[Opening Excerpted data section]
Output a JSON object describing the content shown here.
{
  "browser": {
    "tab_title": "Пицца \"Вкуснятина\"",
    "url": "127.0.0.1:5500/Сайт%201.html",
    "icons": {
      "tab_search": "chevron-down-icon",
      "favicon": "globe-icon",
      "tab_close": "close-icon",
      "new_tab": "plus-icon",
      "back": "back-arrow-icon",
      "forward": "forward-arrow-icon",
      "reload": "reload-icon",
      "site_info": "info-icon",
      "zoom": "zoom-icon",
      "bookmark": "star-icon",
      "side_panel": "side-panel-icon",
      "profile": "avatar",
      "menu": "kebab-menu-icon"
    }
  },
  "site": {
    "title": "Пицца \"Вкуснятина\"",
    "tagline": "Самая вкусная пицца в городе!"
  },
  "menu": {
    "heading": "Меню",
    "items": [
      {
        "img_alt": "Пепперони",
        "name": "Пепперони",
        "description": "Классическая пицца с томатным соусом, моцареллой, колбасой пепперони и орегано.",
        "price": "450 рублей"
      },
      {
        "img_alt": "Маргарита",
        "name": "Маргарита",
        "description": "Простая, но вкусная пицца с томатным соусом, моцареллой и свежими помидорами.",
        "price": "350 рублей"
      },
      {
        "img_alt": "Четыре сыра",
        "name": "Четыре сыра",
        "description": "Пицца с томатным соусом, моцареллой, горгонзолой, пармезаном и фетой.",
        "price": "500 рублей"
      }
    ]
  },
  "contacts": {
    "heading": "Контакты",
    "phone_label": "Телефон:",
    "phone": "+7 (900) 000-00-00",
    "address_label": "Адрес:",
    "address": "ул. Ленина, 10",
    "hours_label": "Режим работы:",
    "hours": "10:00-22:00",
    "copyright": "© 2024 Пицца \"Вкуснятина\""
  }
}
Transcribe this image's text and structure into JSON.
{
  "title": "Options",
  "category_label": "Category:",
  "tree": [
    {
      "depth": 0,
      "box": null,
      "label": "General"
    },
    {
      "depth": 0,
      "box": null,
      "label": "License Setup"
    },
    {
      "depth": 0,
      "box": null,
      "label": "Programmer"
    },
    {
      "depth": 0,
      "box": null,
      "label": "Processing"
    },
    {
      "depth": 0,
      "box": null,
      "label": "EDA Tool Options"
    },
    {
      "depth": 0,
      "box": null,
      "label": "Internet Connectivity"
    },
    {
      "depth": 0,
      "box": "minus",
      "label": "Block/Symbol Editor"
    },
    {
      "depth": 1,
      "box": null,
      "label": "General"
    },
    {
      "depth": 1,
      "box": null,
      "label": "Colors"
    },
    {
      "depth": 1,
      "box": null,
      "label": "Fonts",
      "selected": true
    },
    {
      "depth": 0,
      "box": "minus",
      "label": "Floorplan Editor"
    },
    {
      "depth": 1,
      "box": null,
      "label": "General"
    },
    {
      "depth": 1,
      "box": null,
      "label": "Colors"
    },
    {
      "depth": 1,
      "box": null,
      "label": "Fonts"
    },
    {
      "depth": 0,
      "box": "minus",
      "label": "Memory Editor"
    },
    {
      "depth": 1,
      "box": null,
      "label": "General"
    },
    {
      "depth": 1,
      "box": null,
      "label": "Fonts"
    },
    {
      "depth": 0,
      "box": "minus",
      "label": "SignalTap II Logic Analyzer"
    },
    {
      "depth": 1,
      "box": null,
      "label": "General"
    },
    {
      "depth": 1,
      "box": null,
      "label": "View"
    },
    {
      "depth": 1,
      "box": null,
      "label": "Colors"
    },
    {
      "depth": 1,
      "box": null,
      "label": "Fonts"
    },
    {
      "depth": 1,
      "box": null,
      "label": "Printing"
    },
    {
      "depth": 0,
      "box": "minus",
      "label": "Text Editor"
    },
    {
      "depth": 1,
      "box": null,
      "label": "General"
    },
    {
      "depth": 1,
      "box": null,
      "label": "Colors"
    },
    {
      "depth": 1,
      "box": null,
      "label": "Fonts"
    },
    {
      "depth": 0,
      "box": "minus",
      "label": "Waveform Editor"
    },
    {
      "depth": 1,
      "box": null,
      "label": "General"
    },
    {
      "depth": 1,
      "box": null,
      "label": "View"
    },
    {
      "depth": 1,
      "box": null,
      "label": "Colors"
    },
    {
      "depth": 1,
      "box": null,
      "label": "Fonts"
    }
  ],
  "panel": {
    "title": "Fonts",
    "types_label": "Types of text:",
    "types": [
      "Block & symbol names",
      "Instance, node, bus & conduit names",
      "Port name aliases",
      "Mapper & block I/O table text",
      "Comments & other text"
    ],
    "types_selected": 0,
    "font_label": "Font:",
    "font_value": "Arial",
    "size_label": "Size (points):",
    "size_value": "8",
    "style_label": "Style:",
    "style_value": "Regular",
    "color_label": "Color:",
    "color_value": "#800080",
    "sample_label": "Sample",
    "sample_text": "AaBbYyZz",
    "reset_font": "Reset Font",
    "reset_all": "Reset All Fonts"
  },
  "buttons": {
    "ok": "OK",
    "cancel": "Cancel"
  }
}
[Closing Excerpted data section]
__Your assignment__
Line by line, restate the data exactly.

__Answer__
Output a JSON object describing the content shown here.
{
  "browser": {
    "tab_title": "Пицца \"Вкуснятина\"",
    "url": "127.0.0.1:5500/Сайт%201.html",
    "icons": {
      "tab_search": "chevron-down-icon",
      "favicon": "globe-icon",
      "tab_close": "close-icon",
      "new_tab": "plus-icon",
      "back": "back-arrow-icon",
      "forward": "forward-arrow-icon",
      "reload": "reload-icon",
      "site_info": "info-icon",
      "zoom": "zoom-icon",
      "bookmark": "star-icon",
      "side_panel": "side-panel-icon",
      "profile": "avatar",
      "menu": "kebab-menu-icon"
    }
  },
  "site": {
    "title": "Пицца \"Вкуснятина\"",
    "tagline": "Самая вкусная пицца в городе!"
  },
  "menu": {
    "heading": "Меню",
    "items": [
      {
        "img_alt": "Пепперони",
        "name": "Пепперони",
        "description": "Классическая пицца с томатным соусом, моцареллой, колбасой пепперони и орегано.",
        "price": "450 рублей"
      },
      {
        "img_alt": "Маргарита",
        "name": "Маргарита",
        "description": "Простая, но вкусная пицца с томатным соусом, моцареллой и свежими помидорами.",
        "price": "350 рублей"
      },
      {
        "img_alt": "Четыре сыра",
        "name": "Четыре сыра",
        "description": "Пицца с томатным соусом, моцареллой, горгонзолой, пармезаном и фетой.",
        "price": "500 рублей"
      }
    ]
  },
  "contacts": {
    "heading": "Контакты",
    "phone_label": "Телефон:",
    "phone": "+7 (900) 000-00-00",
    "address_label": "Адрес:",
    "address": "ул. Ленина, 10",
    "hours_label": "Режим работы:",
    "hours": "10:00-22:00",
    "copyright": "© 2024 Пицца \"Вкуснятина\""
  }
}
Transcribe this image's text and structure into JSON.
{
  "title": "Options",
  "category_label": "Category:",
  "tree": [
    {
      "depth": 0,
      "box": null,
      "label": "General"
    },
    {
      "depth": 0,
      "box": null,
      "label": "License Setup"
    },
    {
      "depth": 0,
      "box": null,
      "label": "Programmer"
    },
    {
      "depth": 0,
      "box": null,
      "label": "Processing"
    },
    {
      "depth": 0,
      "box": null,
      "label": "EDA Tool Options"
    },
    {
      "depth": 0,
      "box": null,
      "label": "Internet Connectivity"
    },
    {
      "depth": 0,
      "box": "minus",
      "label": "Block/Symbol Editor"
    },
    {
      "depth": 1,
      "box": null,
      "label": "General"
    },
    {
      "depth": 1,
      "box": null,
      "label": "Colors"
    },
    {
      "depth": 1,
      "box": null,
      "label": "Fonts",
      "selected": true
    },
    {
      "depth": 0,
      "box": "minus",
      "label": "Floorplan Editor"
    },
    {
      "depth": 1,
      "box": null,
      "label": "General"
    },
    {
      "depth": 1,
      "box": null,
      "label": "Colors"
    },
    {
      "depth": 1,
      "box": null,
      "label": "Fonts"
    },
    {
      "depth": 0,
      "box": "minus",
      "label": "Memory Editor"
    },
    {
      "depth": 1,
      "box": null,
      "label": "General"
    },
    {
      "depth": 1,
      "box": null,
      "label": "Fonts"
    },
    {
      "depth": 0,
      "box": "minus",
      "label": "SignalTap II Logic Analyzer"
    },
    {
      "depth": 1,
      "box": null,
      "label": "General"
    },
    {
      "depth": 1,
      "box": null,
      "label": "View"
    },
    {
      "depth": 1,
      "box": null,
      "label": "Colors"
    },
    {
      "depth": 1,
      "box": null,
      "label": "Fonts"
    },
    {
      "depth": 1,
      "box": null,
      "label": "Printing"
    },
    {
      "depth": 0,
      "box": "minus",
      "label": "Text Editor"
    },
    {
      "depth": 1,
      "box": null,
      "label": "General"
    },
    {
      "depth": 1,
      "box": null,
      "label": "Colors"
    },
    {
      "depth": 1,
      "box": null,
      "label": "Fonts"
    },
    {
      "depth": 0,
      "box": "minus",
      "label": "Waveform Editor"
    },
    {
      "depth": 1,
      "box": null,
      "label": "General"
    },
    {
      "depth": 1,
      "box": null,
      "label": "View"
    },
    {
      "depth": 1,
      "box": null,
      "label": "Colors"
    },
    {
      "depth": 1,
      "box": null,
      "label": "Fonts"
    }
  ],
  "panel": {
    "title": "Fonts",
    "types_label": "Types of text:",
    "types": [
      "Block & symbol names",
      "Instance, node, bus & conduit names",
      "Port name aliases",
      "Mapper & block I/O table text",
      "Comments & other text"
    ],
    "types_selected": 0,
    "font_label": "Font:",
    "font_value": "Arial",
    "size_label": "Size (points):",
    "size_value": "8",
    "style_label": "Style:",
    "style_value": "Regular",
    "color_label": "Color:",
    "color_value": "#800080",
    "sample_label": "Sample",
    "sample_text": "AaBbYyZz",
    "reset_font": "Reset Font",
    "reset_all": "Reset All Fonts"
  },
  "buttons": {
    "ok": "OK",
    "cancel": "Cancel"
  }
}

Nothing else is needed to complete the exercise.